Kristen Harrison and Mericarmen Peralta, both from the University of Michigan, will present their findings at the 63rd Annual International Communication Association Conference in London, Science Daily reported.
Harrison and Peralta interviewed over 100 parents about a wide variety of home and family characteristics, including child and parent media exposure and child dietary intake.
They conducted separate interviews with children in pre-schools to get a sense of what children thought made up a healthy meal.
The goal was to see how family characteristics were associated with children's dietary intake and perceptions of healthy meals.
Using food security as a marker, Harrison found that the media-junk food link was very strong among food-secure people, and almost zero among food-insecure people.
Since food insecurity is associated with limited income, it sets limits on how much people can spend on junk food.

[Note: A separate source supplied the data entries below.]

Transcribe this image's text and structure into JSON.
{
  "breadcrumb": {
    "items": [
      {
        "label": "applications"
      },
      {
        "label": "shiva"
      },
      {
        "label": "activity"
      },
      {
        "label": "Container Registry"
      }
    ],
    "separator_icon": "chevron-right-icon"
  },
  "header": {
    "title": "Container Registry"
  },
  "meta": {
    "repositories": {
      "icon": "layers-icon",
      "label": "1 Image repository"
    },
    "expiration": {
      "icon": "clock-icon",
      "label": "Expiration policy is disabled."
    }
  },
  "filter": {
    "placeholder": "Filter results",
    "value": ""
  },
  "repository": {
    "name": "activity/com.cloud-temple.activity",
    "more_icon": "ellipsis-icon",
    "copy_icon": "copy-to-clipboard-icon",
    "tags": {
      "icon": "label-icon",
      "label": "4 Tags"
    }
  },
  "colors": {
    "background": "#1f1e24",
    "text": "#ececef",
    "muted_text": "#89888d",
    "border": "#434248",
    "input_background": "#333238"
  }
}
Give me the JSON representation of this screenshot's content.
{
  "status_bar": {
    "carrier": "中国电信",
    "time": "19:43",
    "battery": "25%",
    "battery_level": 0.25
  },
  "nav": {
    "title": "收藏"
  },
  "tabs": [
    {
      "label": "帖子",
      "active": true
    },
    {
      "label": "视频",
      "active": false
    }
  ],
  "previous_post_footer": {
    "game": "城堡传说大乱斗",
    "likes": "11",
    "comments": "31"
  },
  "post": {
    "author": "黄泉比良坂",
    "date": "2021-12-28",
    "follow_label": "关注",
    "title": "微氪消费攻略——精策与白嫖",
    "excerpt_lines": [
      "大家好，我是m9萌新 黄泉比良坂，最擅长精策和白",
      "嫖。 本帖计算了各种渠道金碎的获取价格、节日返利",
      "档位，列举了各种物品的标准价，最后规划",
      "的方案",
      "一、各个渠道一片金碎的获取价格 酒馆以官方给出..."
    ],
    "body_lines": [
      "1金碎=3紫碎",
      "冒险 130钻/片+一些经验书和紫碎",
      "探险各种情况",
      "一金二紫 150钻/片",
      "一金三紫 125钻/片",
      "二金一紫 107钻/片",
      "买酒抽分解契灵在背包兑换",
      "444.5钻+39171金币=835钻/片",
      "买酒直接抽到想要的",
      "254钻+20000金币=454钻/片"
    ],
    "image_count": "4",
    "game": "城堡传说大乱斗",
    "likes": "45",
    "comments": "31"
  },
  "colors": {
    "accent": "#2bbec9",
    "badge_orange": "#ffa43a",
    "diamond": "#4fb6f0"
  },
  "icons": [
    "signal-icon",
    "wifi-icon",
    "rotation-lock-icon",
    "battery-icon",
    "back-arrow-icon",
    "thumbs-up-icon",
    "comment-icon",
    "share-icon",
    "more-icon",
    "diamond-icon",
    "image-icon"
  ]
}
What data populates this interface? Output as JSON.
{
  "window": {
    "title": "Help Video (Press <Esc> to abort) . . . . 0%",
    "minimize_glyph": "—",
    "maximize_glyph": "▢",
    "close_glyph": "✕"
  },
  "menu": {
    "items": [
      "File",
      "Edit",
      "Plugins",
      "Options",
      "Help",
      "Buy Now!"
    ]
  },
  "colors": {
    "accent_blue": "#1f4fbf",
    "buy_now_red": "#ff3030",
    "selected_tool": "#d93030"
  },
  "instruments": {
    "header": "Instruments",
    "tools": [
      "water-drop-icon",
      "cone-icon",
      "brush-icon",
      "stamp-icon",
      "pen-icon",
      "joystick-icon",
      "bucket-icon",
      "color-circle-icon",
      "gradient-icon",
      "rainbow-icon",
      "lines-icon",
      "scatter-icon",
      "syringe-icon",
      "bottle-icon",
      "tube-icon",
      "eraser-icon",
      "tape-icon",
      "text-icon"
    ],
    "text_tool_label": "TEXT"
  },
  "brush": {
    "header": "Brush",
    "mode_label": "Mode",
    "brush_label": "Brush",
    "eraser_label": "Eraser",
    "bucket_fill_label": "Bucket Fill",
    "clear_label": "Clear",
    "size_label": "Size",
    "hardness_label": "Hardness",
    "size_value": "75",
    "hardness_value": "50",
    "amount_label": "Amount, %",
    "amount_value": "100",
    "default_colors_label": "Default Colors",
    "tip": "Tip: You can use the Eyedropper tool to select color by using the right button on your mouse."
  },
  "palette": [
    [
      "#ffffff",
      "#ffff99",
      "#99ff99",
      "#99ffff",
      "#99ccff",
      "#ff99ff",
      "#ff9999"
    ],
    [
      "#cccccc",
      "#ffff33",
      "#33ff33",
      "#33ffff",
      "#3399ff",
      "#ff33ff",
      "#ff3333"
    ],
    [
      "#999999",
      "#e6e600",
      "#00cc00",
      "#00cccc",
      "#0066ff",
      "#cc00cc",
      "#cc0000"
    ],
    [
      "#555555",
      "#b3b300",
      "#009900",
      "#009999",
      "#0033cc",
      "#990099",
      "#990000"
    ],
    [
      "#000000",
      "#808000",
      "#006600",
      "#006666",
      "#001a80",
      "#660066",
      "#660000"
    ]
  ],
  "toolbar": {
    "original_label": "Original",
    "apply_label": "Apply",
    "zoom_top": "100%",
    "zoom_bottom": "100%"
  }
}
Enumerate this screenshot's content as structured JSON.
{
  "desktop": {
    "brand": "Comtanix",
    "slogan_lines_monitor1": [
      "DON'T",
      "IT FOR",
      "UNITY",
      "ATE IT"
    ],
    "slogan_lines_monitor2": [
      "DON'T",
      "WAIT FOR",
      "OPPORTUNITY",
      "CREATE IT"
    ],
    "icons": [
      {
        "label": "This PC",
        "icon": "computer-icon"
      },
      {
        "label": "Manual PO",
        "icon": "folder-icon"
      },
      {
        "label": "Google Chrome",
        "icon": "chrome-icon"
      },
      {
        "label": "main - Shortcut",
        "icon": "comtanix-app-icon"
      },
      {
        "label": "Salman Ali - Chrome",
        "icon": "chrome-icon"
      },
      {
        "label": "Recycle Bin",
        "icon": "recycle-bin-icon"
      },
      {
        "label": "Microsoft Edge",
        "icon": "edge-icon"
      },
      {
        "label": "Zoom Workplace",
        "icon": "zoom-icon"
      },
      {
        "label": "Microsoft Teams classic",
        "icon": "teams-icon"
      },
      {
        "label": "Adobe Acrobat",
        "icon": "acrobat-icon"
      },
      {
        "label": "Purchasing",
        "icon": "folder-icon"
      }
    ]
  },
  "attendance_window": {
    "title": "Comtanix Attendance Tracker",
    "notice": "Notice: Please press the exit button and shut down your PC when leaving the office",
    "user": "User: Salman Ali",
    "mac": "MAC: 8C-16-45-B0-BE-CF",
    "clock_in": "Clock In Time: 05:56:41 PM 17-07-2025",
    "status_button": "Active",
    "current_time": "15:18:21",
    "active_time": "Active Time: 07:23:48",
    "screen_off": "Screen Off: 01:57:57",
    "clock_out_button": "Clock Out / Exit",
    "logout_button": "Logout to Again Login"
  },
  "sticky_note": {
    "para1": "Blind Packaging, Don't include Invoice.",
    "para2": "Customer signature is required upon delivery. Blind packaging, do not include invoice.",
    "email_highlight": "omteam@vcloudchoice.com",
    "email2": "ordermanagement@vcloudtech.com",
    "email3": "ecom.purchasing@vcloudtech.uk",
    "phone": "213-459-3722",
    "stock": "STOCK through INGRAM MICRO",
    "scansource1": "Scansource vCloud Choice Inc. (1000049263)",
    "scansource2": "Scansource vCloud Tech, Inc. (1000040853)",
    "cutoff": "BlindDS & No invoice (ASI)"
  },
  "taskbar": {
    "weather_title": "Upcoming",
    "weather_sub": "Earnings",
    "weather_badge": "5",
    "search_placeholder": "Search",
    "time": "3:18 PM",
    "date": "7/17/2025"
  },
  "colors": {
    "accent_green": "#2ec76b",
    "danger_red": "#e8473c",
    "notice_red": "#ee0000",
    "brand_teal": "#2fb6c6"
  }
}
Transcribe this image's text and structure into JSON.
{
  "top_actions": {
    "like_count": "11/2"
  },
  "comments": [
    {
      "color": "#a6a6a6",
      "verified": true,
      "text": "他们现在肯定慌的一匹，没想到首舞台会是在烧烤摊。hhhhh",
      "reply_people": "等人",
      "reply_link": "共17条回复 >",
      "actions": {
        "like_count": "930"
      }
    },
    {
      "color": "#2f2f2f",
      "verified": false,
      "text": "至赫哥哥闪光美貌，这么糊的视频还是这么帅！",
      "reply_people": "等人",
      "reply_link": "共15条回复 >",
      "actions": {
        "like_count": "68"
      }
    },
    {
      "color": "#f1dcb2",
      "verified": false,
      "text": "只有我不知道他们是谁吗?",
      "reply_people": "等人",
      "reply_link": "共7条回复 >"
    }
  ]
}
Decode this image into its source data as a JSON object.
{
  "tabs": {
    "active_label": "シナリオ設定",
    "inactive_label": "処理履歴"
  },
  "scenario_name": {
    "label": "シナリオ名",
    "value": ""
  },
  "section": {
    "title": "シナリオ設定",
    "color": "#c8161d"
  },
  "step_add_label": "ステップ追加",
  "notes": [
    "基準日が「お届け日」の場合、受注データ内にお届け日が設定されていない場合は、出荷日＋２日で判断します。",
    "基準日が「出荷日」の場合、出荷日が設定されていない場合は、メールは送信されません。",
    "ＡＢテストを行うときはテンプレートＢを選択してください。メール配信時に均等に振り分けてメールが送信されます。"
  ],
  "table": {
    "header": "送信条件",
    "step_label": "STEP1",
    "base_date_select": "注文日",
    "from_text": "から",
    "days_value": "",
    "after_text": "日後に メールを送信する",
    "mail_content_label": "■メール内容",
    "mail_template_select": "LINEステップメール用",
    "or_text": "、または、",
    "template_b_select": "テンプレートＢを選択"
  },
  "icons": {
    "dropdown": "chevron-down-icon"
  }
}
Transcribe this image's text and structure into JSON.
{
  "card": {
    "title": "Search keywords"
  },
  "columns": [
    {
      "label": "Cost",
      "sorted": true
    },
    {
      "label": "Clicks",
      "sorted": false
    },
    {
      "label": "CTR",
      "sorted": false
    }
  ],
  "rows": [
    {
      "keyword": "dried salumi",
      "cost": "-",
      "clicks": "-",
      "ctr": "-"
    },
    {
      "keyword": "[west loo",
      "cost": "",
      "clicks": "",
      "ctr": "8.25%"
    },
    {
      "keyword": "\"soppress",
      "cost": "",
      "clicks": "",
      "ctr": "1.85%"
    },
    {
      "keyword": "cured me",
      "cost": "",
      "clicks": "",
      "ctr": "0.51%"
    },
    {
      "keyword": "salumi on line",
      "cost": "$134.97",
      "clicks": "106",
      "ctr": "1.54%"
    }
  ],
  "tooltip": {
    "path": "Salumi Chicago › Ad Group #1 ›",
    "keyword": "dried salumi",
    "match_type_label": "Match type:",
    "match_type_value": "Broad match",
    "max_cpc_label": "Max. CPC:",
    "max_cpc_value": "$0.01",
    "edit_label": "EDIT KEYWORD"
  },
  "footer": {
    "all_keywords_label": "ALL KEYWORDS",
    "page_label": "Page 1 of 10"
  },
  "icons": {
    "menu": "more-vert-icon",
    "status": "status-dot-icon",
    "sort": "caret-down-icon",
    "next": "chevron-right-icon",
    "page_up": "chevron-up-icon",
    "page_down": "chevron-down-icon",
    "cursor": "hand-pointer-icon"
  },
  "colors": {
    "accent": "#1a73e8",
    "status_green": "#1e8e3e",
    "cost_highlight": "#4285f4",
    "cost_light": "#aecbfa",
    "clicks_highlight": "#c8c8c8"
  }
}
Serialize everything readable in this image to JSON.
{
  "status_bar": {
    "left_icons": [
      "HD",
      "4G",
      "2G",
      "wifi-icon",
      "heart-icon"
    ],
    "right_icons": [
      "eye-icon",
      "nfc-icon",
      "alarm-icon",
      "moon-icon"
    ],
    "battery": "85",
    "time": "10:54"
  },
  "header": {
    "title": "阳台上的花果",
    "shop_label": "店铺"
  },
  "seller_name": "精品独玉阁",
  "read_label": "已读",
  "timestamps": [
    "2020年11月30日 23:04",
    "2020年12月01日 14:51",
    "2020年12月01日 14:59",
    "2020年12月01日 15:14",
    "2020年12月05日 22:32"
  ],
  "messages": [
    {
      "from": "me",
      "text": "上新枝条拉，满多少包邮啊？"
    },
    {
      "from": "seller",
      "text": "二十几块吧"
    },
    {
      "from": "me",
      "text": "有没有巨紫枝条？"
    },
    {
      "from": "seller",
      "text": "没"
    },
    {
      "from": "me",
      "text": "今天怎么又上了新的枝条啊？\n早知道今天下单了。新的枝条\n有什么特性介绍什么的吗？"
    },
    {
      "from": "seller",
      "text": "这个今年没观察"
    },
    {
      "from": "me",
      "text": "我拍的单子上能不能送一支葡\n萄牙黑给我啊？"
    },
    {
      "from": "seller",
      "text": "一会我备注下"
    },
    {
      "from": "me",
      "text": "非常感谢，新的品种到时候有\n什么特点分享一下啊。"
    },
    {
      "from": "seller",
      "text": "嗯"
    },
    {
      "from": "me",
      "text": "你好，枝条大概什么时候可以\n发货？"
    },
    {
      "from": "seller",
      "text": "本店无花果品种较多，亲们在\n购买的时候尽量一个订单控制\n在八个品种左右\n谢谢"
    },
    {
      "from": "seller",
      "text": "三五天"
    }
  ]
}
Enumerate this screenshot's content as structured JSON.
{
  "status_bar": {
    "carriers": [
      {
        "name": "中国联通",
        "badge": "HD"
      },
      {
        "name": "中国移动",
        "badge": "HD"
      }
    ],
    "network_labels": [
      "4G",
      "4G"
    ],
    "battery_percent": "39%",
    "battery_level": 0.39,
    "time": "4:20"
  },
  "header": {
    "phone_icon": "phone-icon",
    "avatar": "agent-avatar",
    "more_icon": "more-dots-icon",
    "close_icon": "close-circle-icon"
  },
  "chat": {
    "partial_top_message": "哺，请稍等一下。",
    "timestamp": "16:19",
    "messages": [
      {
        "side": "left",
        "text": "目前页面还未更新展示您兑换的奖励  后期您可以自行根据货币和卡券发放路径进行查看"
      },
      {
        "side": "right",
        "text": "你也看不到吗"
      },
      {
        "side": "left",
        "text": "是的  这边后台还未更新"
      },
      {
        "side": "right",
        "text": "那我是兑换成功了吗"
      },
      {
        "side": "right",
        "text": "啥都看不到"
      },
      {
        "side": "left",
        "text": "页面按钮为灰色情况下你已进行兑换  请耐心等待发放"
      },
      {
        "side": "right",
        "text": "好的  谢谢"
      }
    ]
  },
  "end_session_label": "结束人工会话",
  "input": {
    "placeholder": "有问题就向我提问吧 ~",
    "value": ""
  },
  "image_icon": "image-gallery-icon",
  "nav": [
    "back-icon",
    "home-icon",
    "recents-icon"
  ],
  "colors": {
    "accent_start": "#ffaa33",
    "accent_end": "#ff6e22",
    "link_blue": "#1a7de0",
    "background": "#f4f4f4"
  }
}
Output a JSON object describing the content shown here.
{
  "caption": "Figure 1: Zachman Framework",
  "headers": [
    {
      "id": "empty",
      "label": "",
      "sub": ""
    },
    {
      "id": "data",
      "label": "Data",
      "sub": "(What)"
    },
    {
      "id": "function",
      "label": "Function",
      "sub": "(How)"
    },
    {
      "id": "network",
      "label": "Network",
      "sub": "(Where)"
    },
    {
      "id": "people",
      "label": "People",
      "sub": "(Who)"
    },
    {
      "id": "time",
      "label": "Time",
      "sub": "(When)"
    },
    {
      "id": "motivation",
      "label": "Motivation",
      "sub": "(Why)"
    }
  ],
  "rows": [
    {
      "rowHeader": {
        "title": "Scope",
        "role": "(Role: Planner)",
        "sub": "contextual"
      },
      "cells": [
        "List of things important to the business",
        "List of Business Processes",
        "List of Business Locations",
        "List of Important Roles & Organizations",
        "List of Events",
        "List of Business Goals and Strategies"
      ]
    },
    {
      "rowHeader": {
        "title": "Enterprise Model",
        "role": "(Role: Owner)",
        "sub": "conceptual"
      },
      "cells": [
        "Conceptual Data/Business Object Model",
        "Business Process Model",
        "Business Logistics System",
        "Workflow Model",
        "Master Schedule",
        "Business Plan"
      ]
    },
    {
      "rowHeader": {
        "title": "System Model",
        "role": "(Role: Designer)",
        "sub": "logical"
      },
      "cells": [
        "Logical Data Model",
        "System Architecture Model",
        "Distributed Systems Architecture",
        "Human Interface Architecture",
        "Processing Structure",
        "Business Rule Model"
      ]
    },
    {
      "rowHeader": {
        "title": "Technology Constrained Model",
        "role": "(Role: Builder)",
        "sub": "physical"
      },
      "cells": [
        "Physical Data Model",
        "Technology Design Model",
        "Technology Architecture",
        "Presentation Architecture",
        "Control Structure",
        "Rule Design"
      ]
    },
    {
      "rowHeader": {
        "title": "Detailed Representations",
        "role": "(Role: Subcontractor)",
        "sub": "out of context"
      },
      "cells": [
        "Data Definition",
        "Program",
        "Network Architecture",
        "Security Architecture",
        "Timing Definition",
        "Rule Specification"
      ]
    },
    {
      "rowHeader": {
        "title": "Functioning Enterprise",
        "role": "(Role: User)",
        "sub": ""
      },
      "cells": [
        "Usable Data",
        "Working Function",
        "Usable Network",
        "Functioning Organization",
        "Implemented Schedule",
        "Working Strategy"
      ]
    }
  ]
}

Food-secure people, on the other hand, can afford to give in to cravings when watching food advertising. People in this category were more likely to consume junk food, and their children had distorted views on what constitutes a healthy meal.